▸ Data listing
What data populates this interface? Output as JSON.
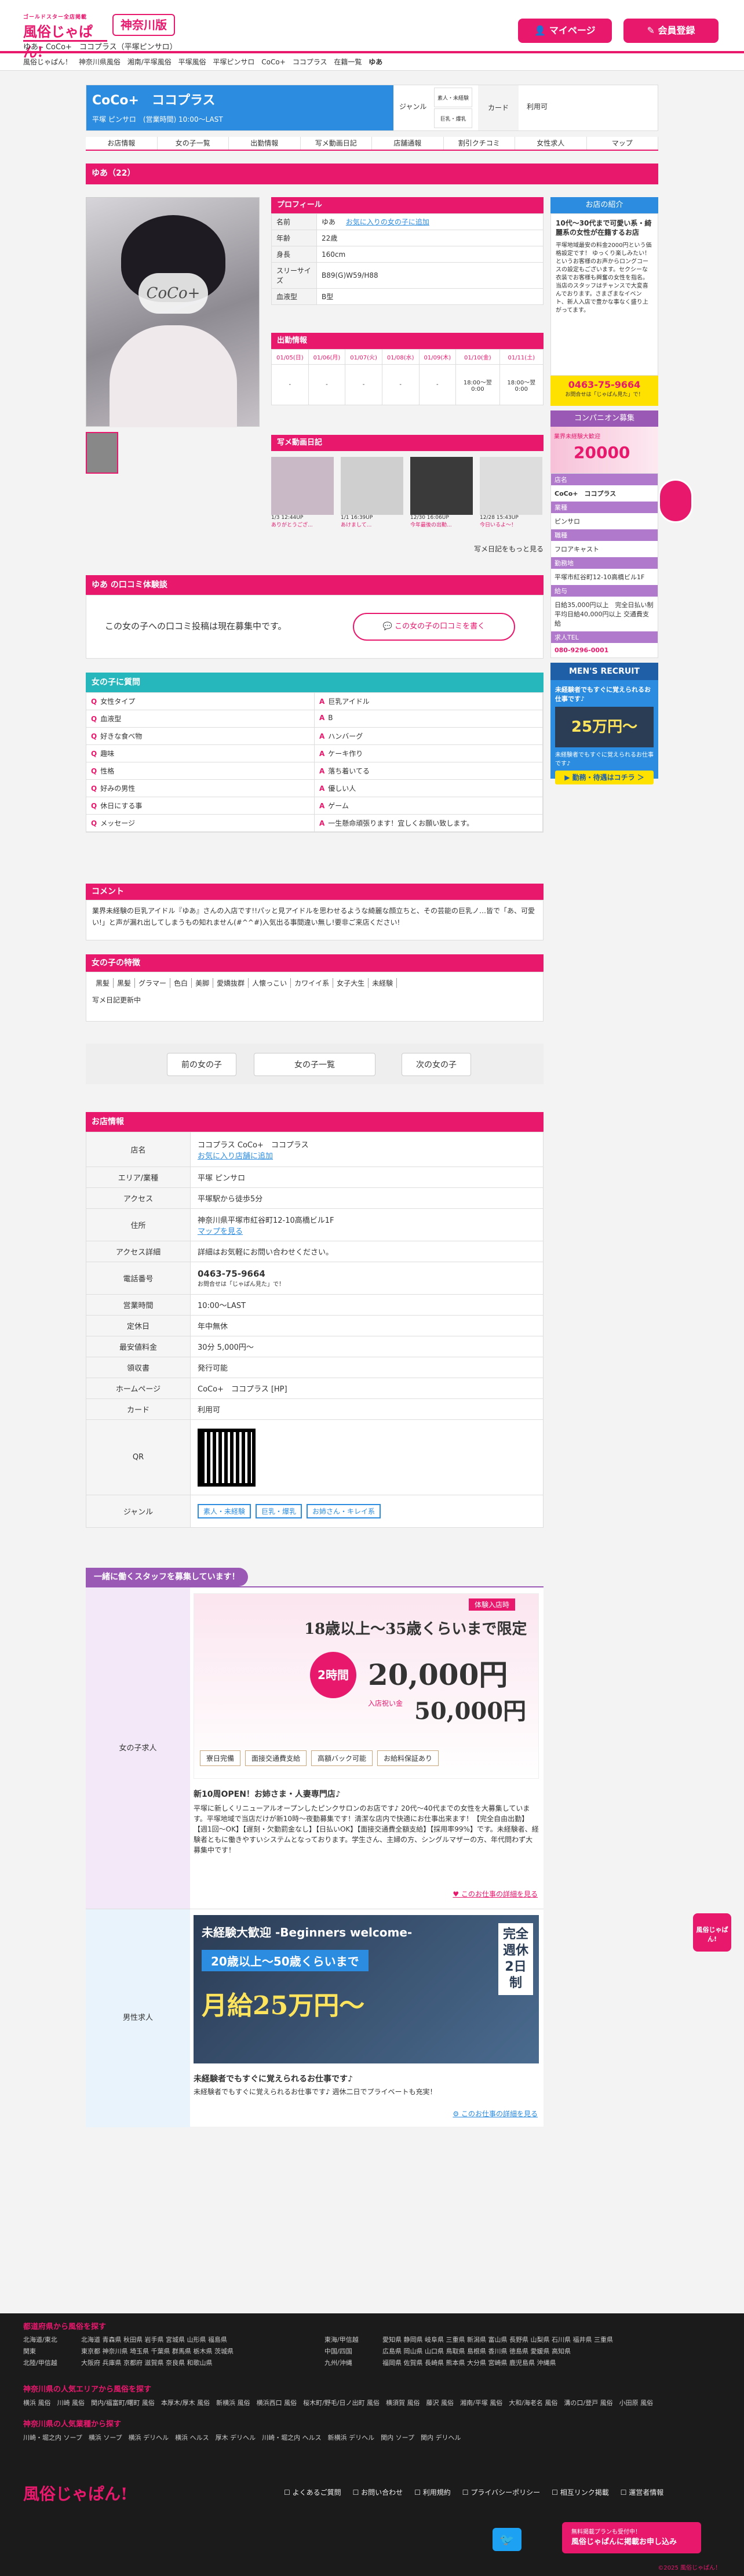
{
  "header": {
    "logo": "風俗じゃぱん!",
    "logo_tag": "ゴールドスター全店掲載",
    "pref": "神奈川版",
    "subtitle": "ゆあ - CoCo+　ココプラス（平塚ピンサロ）",
    "mypage": "マイページ",
    "register": "会員登録"
  },
  "breadcrumb": [
    "風俗じゃぱん！",
    "神奈川県風俗",
    "湘南/平塚風俗",
    "平塚風俗",
    "平塚ピンサロ",
    "CoCo+　ココプラス",
    "在籍一覧",
    "ゆあ"
  ],
  "shop": {
    "name": "CoCo+　ココプラス",
    "meta": "平塚 ピンサロ　(営業時間) 10:00〜LAST",
    "genre_label": "ジャンル",
    "genre_1": "素人・未経験",
    "genre_2": "巨乳・爆乳",
    "card_label": "カード",
    "card_value": "利用可"
  },
  "tabs": [
    "お店情報",
    "女の子一覧",
    "出勤情報",
    "写メ動画日記",
    "店舗通報",
    "割引クチコミ",
    "女性求人",
    "マップ"
  ],
  "girl": {
    "title": "ゆあ（22）",
    "profile_head": "プロフィール",
    "profile": [
      {
        "k": "名前",
        "v": "ゆあ"
      },
      {
        "k": "年齢",
        "v": "22歳"
      },
      {
        "k": "身長",
        "v": "160cm"
      },
      {
        "k": "スリーサイズ",
        "v": "B89(G)W59/H88"
      },
      {
        "k": "血液型",
        "v": "B型"
      }
    ],
    "favorite": "お気に入りの女の子に追加",
    "photo_text": "CoCo+",
    "schedule_head": "出勤情報",
    "schedule_days": [
      "01/05(日)",
      "01/06(月)",
      "01/07(火)",
      "01/08(水)",
      "01/09(木)",
      "01/10(金)",
      "01/11(土)"
    ],
    "schedule_vals": [
      "-",
      "-",
      "-",
      "-",
      "-",
      "18:00〜翌0:00",
      "18:00〜翌0:00"
    ],
    "diary_head": "写メ動画日記",
    "diary": [
      {
        "date": "1/3 12:44UP",
        "text": "ありがとうござ..."
      },
      {
        "date": "1/1 16:39UP",
        "text": "あけまして..."
      },
      {
        "date": "12/30 16:06UP",
        "text": "今年最後の出勤..."
      },
      {
        "date": "12/28 15:43UP",
        "text": "今日いるよ〜！"
      }
    ],
    "diary_more": "写メ日記をもっと見る",
    "review_head": "ゆあ の口コミ体験談",
    "review_empty": "この女の子への口コミ投稿は現在募集中です。",
    "review_btn": "この女の子の口コミを書く",
    "qa_head": "女の子に質問",
    "qa": [
      {
        "q": "女性タイプ",
        "a": "巨乳アイドル"
      },
      {
        "q": "血液型",
        "a": "B"
      },
      {
        "q": "好きな食べ物",
        "a": "ハンバーグ"
      },
      {
        "q": "趣味",
        "a": "ケーキ作り"
      },
      {
        "q": "性格",
        "a": "落ち着いてる"
      },
      {
        "q": "好みの男性",
        "a": "優しい人"
      },
      {
        "q": "休日にする事",
        "a": "ゲーム"
      },
      {
        "q": "メッセージ",
        "a": "一生懸命頑張ります！宜しくお願い致します。"
      }
    ],
    "comment_head": "コメント",
    "comment": "業界未経験の巨乳アイドル『ゆあ』さんの入店です!!パッと見アイドルを思わせるような綺麗な顔立ちと、その芸能の巨乳ノ…皆で「あ、可愛い!」と声が漏れ出してしまうもの知れません(#^^#)入気出る事間違い無し!要非ご来店ください!",
    "feature_head": "女の子の特徴",
    "features": [
      "黒髪",
      "黒髪",
      "グラマー",
      "色白",
      "美脚",
      "愛嬌抜群",
      "人懐っこい",
      "カワイイ系",
      "女子大生",
      "未経験"
    ],
    "feature_extra": "写メ日記更新中",
    "prev": "前の女の子",
    "list": "女の子一覧",
    "next": "次の女の子"
  },
  "shopinfo": {
    "head": "お店情報",
    "rows": [
      {
        "k": "店名",
        "v": "ココプラス CoCo+　ココプラス",
        "v2": "お気に入り店舗に追加"
      },
      {
        "k": "エリア/業種",
        "v": "平塚 ピンサロ"
      },
      {
        "k": "アクセス",
        "v": "平塚駅から徒歩5分"
      },
      {
        "k": "住所",
        "v": "神奈川県平塚市紅谷町12-10高橋ビル1F",
        "v2": "マップを見る"
      },
      {
        "k": "アクセス詳細",
        "v": "詳細はお気軽にお問い合わせください。"
      },
      {
        "k": "電話番号",
        "v": "0463-75-9664",
        "v2": "お問合せは「じゃぱん見た」で！"
      },
      {
        "k": "営業時間",
        "v": "10:00〜LAST"
      },
      {
        "k": "定休日",
        "v": "年中無休"
      },
      {
        "k": "最安値料金",
        "v": "30分 5,000円〜"
      },
      {
        "k": "領収書",
        "v": "発行可能"
      },
      {
        "k": "ホームページ",
        "v": "CoCo+　ココプラス [HP]"
      },
      {
        "k": "カード",
        "v": "利用可"
      }
    ],
    "qr_label": "QR",
    "genre_label": "ジャンル",
    "genres": [
      "素人・未経験",
      "巨乳・爆乳",
      "お姉さん・キレイ系"
    ]
  },
  "recruit": {
    "head": "一緒に働くスタッフを募集しています！",
    "female_label": "女の子求人",
    "banner_top": "18歳以上〜35歳くらいまで限定",
    "banner_tag": "体験入店時",
    "banner_hours": "2時間",
    "banner_pay": "20,000円",
    "banner_pay2": "50,000円",
    "banner_note": "入店祝い金",
    "banner_items": [
      "寮日完備",
      "面接交通費支給",
      "高額バック可能",
      "お給料保証あり"
    ],
    "female_title": "新10周OPEN！お姉さま・人妻専門店♪",
    "female_text": "平塚に新しくリニューアルオープンしたピンクサロンのお店です♪ 20代〜40代までの女性を大募集しています。平塚地域で当店だけが新10時〜夜勤募集です！清潔な店内で快適にお仕事出来ます！【完全自由出勤】【週1回〜OK】【遅刻・欠勤罰金なし】【日払いOK】【面接交通費全額支給】【採用率99%】です。未経験者、経験者ともに働きやすいシステムとなっております。学生さん、主婦の方、シングルマザーの方、年代問わず大募集中です！",
    "female_more": "このお仕事の詳細を見る",
    "male_label": "男性求人",
    "male_banner1": "未経験大歓迎 -Beginners welcome-",
    "male_banner2": "20歳以上〜50歳くらいまで",
    "male_banner3": "月給25万円〜",
    "male_banner4": "完全週休2日制",
    "male_title": "未経験者でもすぐに覚えられるお仕事です♪",
    "male_text": "未経験者でもすぐに覚えられるお仕事です♪ 週休二日でプライベートも充実！",
    "male_more": "このお仕事の詳細を見る"
  },
  "side": {
    "intro_head": "お店の紹介",
    "intro_title": "10代〜30代まで可愛い系・綺麗系の女性が在籍するお店",
    "intro_text": "平塚地域最安の料金2000円という価格設定です！ ゆっくり楽しみたい！というお客様のお声からロングコースの設定もございます。セクシーな衣装でお客様も興奮の女性を指名。当店のスタッフはチャンスで大変喜んでおります。さまざまなイベント、新人入店で豊かな事なく盛り上がってます。",
    "tel": "0463-75-9664",
    "tel_note": "お問合せは「じゃぱん見た」で！",
    "comp_head": "コンパニオン募集",
    "comp_banner_a": "業界未経験大歓迎",
    "comp_banner_b": "20000",
    "comp_rows": [
      {
        "k": "店名",
        "v": "CoCo+　ココプラス"
      },
      {
        "k": "業種",
        "v": "ピンサロ"
      },
      {
        "k": "職種",
        "v": "フロアキャスト"
      },
      {
        "k": "勤務地",
        "v": "平塚市紅谷町12-10高橋ビル1F"
      },
      {
        "k": "給与",
        "v": "日給35,000円以上　完全日払い制 平均日給40,000円以上 交通費支給"
      },
      {
        "k": "求人TEL",
        "v": "080-9296-0001"
      }
    ],
    "men_head": "MEN'S RECRUIT",
    "men_title": "未経験者でもすぐに覚えられるお仕事です♪",
    "men_pay": "25万円〜",
    "men_text": "未経験者でもすぐに覚えられるお仕事です♪",
    "men_btn": "▶ 勤務・待遇はコチラ ＞"
  },
  "footer": {
    "sec1": "都道府県から風俗を探す",
    "regions": [
      "北海道/東北",
      "関東",
      "北陸/甲信越",
      "東海/甲信越",
      "近畿",
      "中国/四国",
      "九州/沖縄"
    ],
    "pref_line1": "北海道 青森県 秋田県 岩手県 宮城県 山形県 福島県",
    "pref_line2": "東京都 神奈川県 埼玉県 千葉県 群馬県 栃木県 茨城県",
    "pref_line3": "大阪府 兵庫県 京都府 滋賀県 奈良県 和歌山県",
    "pref_line4": "愛知県 静岡県 岐阜県 三重県 新潟県 富山県 長野県 山梨県 石川県 福井県 三重県",
    "pref_line5": "広島県 岡山県 山口県 鳥取県 島根県 香川県 徳島県 愛媛県 高知県",
    "pref_line6": "福岡県 佐賀県 長崎県 熊本県 大分県 宮崎県 鹿児島県 沖縄県",
    "sec2": "神奈川県の人気エリアから風俗を探す",
    "areas": "横浜 風俗　川崎 風俗　関内/福富町/曙町 風俗　本厚木/厚木 風俗　新横浜 風俗　横浜西口 風俗　桜木町/野毛/日ノ出町 風俗　横須賀 風俗　藤沢 風俗　湘南/平塚 風俗　大和/海老名 風俗　溝の口/登戸 風俗　小田原 風俗",
    "sec3": "神奈川県の人気業種から探す",
    "genres": "川崎・堀之内 ソープ　横浜 ソープ　横浜 デリヘル　横浜 ヘルス　厚木 デリヘル　川崎・堀之内 ヘルス　新横浜 デリヘル　関内 ソープ　関内 デリヘル",
    "logo": "風俗じゃぱん!",
    "links": [
      "よくあるご質問",
      "お問い合わせ",
      "利用規約",
      "プライバシーポリシー",
      "相互リンク掲載",
      "運営者情報"
    ],
    "ad_small": "無料掲載プランも受付中！",
    "ad_big": "風俗じゃぱんに掲載お申し込み",
    "copy": "©2025 風俗じゃぱん！"
  },
  "colors": {
    "accent": "#e8186d",
    "blue": "#2c8ce0",
    "teal": "#26b7bc",
    "purple": "#9b59b6"
  }
}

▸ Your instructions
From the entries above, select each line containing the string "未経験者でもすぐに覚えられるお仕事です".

▸ Solution to the exercise
    "male_title": "未経験者でもすぐに覚えられるお仕事です♪",
    "male_text": "未経験者でもすぐに覚えられるお仕事です♪ 週休二日でプライベートも充実！",
    "men_title": "未経験者でもすぐに覚えられるお仕事です♪",
    "men_text": "未経験者でもすぐに覚えられるお仕事です♪",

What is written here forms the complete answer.